The work of the Synod is taking more shape as we finished the second week of relentless presentations and conversations, and much fantastic pasta and just a few glasses of wine.
People are generally very weary but there remains a sense of optimism and the persistence of courage on the part of many synod members who have brought with them such a strong sense of the pastoral and a wish to represent the needs of ordinary folk in families throughout our very disparate world. I recall an early plea to the synod to let ‘our pastoral imaginations’ flourish during this time. Wonderful language!
Today we finalised the recommendations, modi, from the small groups, circuli minors, that are being analysed by the Drafting Commission; a group of eminences chosen by Pope Francis.
The Commission will prepare the final document to present to the synod; congregazione generale, in the coming days. There was an early challenge to the composition of this group but Pope Francis dealt with that with singular finesse – his style is so gentle and firm.
During this week, it has become clearer where the consistency is and where the firm lines of the doctrinal potentially meet or perhaps even collide with the presence and pleas of the pastoral. There is also a place emerging where the doctrinal views take on different distinctions as they engage with diverse cultures and are asked to take into account contemporary life in desperately troubled regions of our world.
What a richness we have in our Christian churches and how privileged I feel to be witness to what I pray is a significant time of Spring and renewal. I say Christian churches because the ecumenism of this Synod is palpable and visible. Leaders from major fraternal churches are present and are participating fully in the presentations and dialogue.
Always in good grace, eminencies from across the globe have presented their three minute interventions without fear and in the spirit of what His Holiness asked of us all – to be frank and fulsome in our honesty.
Last Friday, the auditors gave their interventions. A wonderful international cross section of views about the lived experience of family life that provided a rich bed of ideas that people hoped would influence the Synod.
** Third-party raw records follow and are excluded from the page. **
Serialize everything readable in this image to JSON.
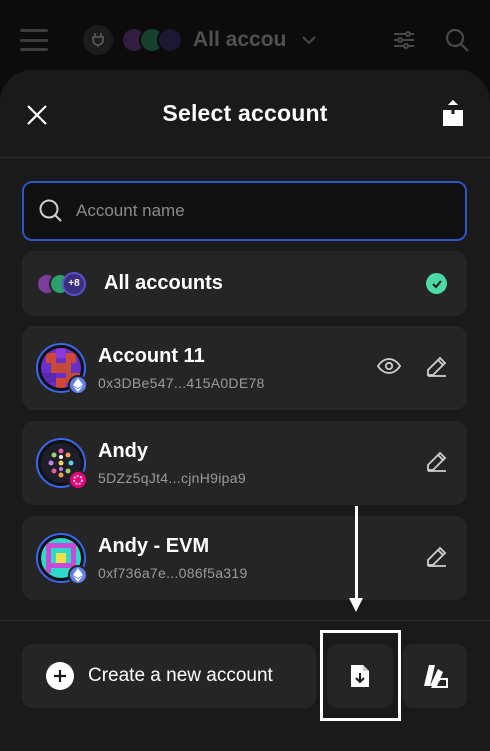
{
  "header": {
    "title": "All accou",
    "icons": [
      "menu-icon",
      "plug-icon",
      "chevron-down-icon",
      "filter-icon",
      "search-icon"
    ]
  },
  "modal": {
    "title": "Select account",
    "search_placeholder": "Account name",
    "all_accounts": {
      "label": "All accounts",
      "badge": "+8"
    },
    "accounts": [
      {
        "name": "Account 11",
        "address": "0x3DBe547...415A0DE78",
        "chain": "ethereum",
        "show_eye": true
      },
      {
        "name": "Andy",
        "address": "5DZz5qJt4...cjnH9ipa9",
        "chain": "polkadot",
        "show_eye": false
      },
      {
        "name": "Andy - EVM",
        "address": "0xf736a7e...086f5a319",
        "chain": "ethereum",
        "show_eye": false
      }
    ]
  },
  "footer": {
    "create_label": "Create a new account"
  },
  "colors": {
    "accent_blue": "#3a66f0",
    "check_green": "#4cd9a5",
    "polkadot_pink": "#e6007a",
    "eth_blue": "#627eea"
  }
}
Pope Francis listened, as he always does, most attentively and often with his always distinctive smile. Some of the interventions, like those of the Synod Fathers, including mine and those of a couple of auditors provoked mixed responses.
Whether or not these interventions have the influence their authors would like is yet to be seen and we anticipate some joy and some disturbances. I have been surprised at how fearful some are of change – as if the Church will collapse if certain language is used or if pastoral responses are too forgiving. This Church isn’t collapsing.
There are many consistencies. No one has disputed the importance of families and of family life as foundational to the world and as the centre of the Church – indeed as it is modelled on the family of Jesus as its prototype. Mothers and fathers as well as grandparents and extended families have been acknowledged fulsomely.
Indissolubility of marriage is not in question. No one has disputed the importance of preparing Catholic couples for marriage and of supporting them through their times of trial. No one has disputed the importance of families being with and praying together and forming strength in their communities and parishes. And no one has doubted the seriousness of troubles facing our families and communities and in particular, our young people, those families being shattered and displaced by war and poverty, and the refugees across the globe. These are just a few of the very many areas of agreement.
There are salient differences emerging: how to define family; how to best manage the discernment about annulments, regionally or centrally, and the constant problem of divorce; how to show compassion and mercy to families who are divorced and re-married, who wish to receive the Eucharist, irregular marriages, same sex relationships, the role of women in Church leadership (not, I might add, ordination), the role of conscience, and a few more.
Meanwhile, interspersed with dense and exhausting conversations and good Italian food we continue to enjoy sharing ideas and walks with kindred souls; we continue to marvel at the strength of our faith and the capacity of people to talk across so many language groups; and, I suspect at least some of us auditors wonder about the need to develop a more refined grasp of the theological texts that are relentlessly quoted.